Investors might be looking to increase their buy-to-let yields by searching for property outside London, but new research suggests the hunt should go well beyond British borders.
An average income yield of 4.3pc in the UK is far lower than the 6pc or more available in the Netherlands, Belgium and Hungary, according to research from money transfer company WorldFirst.
Buy-to-let investors in the UK are suffering under tax changes which include a 3pc stamp duty surcharge, implemented last month, and new tax rules being phased in from next year which will prevent them from deducting the cost of their mortgage interest from their rental income before calculating their tax bill.
According to the study, average yields in the UK, at 4.28pc, are lower than in 20 other European countries.
The highest yields are in the Netherlands, where investors can expect an average return of 6.57pc. Average property prices are very low - a one-bedroom apartment in the country costs around £110,000 and a three-bedroom house costs around £211,000.
The worst country to invest in buy-to-let is Sweden, where rent controls mean yields are as low as 2.88pc on average.

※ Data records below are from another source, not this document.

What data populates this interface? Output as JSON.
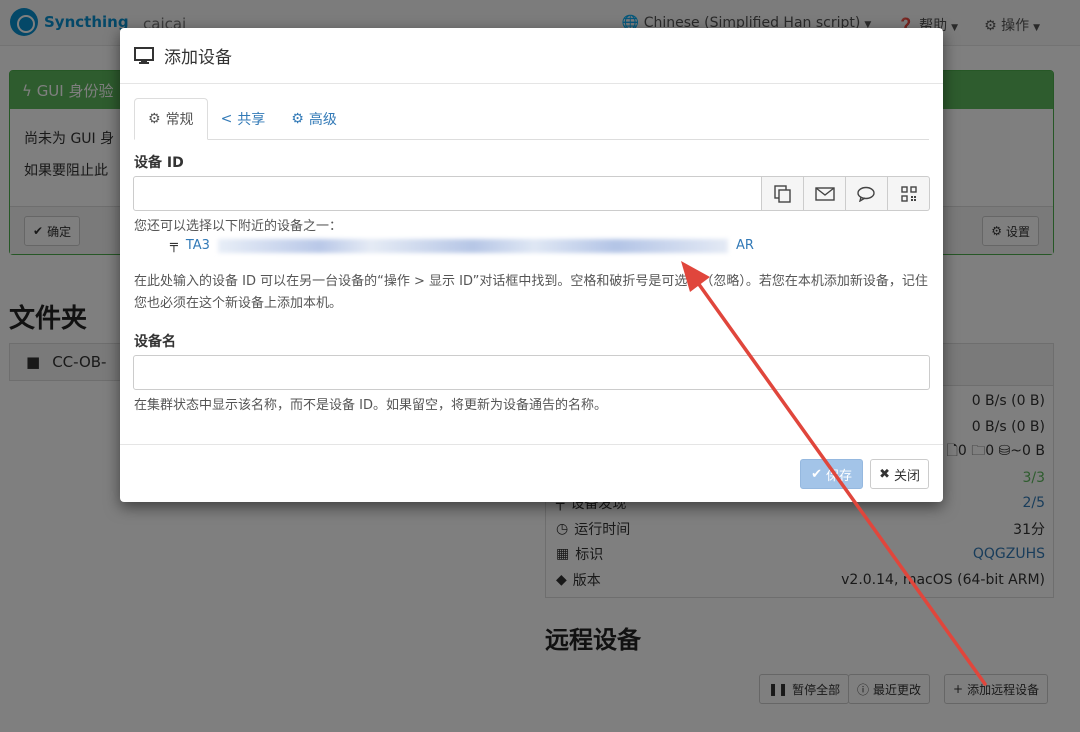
{
  "navbar": {
    "brand": "Syncthing",
    "hostname": "caicai",
    "language": "Chinese (Simplified Han script)",
    "help": "帮助",
    "actions": "操作"
  },
  "gui_panel": {
    "title": "GUI 身份验",
    "line1": "尚未为 GUI 身",
    "line2": "如果要阻止此",
    "confirm": "确定",
    "settings": "设置"
  },
  "folders": {
    "heading": "文件夹",
    "first": "CC-OB-"
  },
  "this_device": {
    "rows": [
      {
        "label": "",
        "value": "0 B/s (0 B)"
      },
      {
        "label": "",
        "value": "0 B/s (0 B)"
      },
      {
        "label": "",
        "value": "🗋0  🗀0  ⛁~0 B"
      },
      {
        "label": "",
        "value": "3/3"
      },
      {
        "label": "设备发现",
        "value": "2/5"
      },
      {
        "label": "运行时间",
        "value": "31分"
      },
      {
        "label": "标识",
        "value": "QQGZUHS"
      },
      {
        "label": "版本",
        "value": "v2.0.14, macOS (64-bit ARM)"
      }
    ]
  },
  "remote": {
    "heading": "远程设备",
    "pause_all": "暂停全部",
    "recent_changes": "最近更改",
    "add_remote": "添加远程设备"
  },
  "modal": {
    "title": "添加设备",
    "tabs": [
      {
        "label": "常规"
      },
      {
        "label": "共享"
      },
      {
        "label": "高级"
      }
    ],
    "device_id_label": "设备 ID",
    "device_id_value": "",
    "nearby_hint": "您还可以选择以下附近的设备之一：",
    "nearby_prefix": "TA3",
    "nearby_suffix": "AR",
    "id_help": "在此处输入的设备 ID 可以在另一台设备的“操作 > 显示 ID”对话框中找到。空格和破折号是可选的（忽略）。若您在本机添加新设备，记住您也必须在这个新设备上添加本机。",
    "name_label": "设备名",
    "name_value": "",
    "name_help": "在集群状态中显示该名称，而不是设备 ID。如果留空，将更新为设备通告的名称。",
    "save": "保存",
    "close": "关闭"
  },
  "colors": {
    "brand": "#0891d1",
    "success": "#5cb85c",
    "link": "#337ab7",
    "annotation_arrow": "#e0463c"
  }
}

Rental yields vary wildly within the UK, and can be as high as 6pc in areas with lower property prices, such as the North West and Midlands.
However, a stricter tax regime and tightening regulation is likely to make it harder for landlords to purchase buy-to-let property, as the Bank of England consults on rules which will mean they have to pass stricter affordability tests.
The research also revealed that weakness of the pound - prompted by concerns over the EU referendum next month - had made property in Europe more expensive for British investors, and sterling could fall even further if Britain actually leaves the EU.
It can be also be more difficult to finance a property purchase aboard, said overseas property specialist Simon Conn.
"At the moment we've got no banks lending on buy-to-let in the Netherlands," he said. "The more popular areas are in Portugal, Spain and Italy.
"Urban areas or cities are the best to go for if you want a permanent rental property and a steadier income - otherwise it's very seasonal," he said.
Article from The Telegraph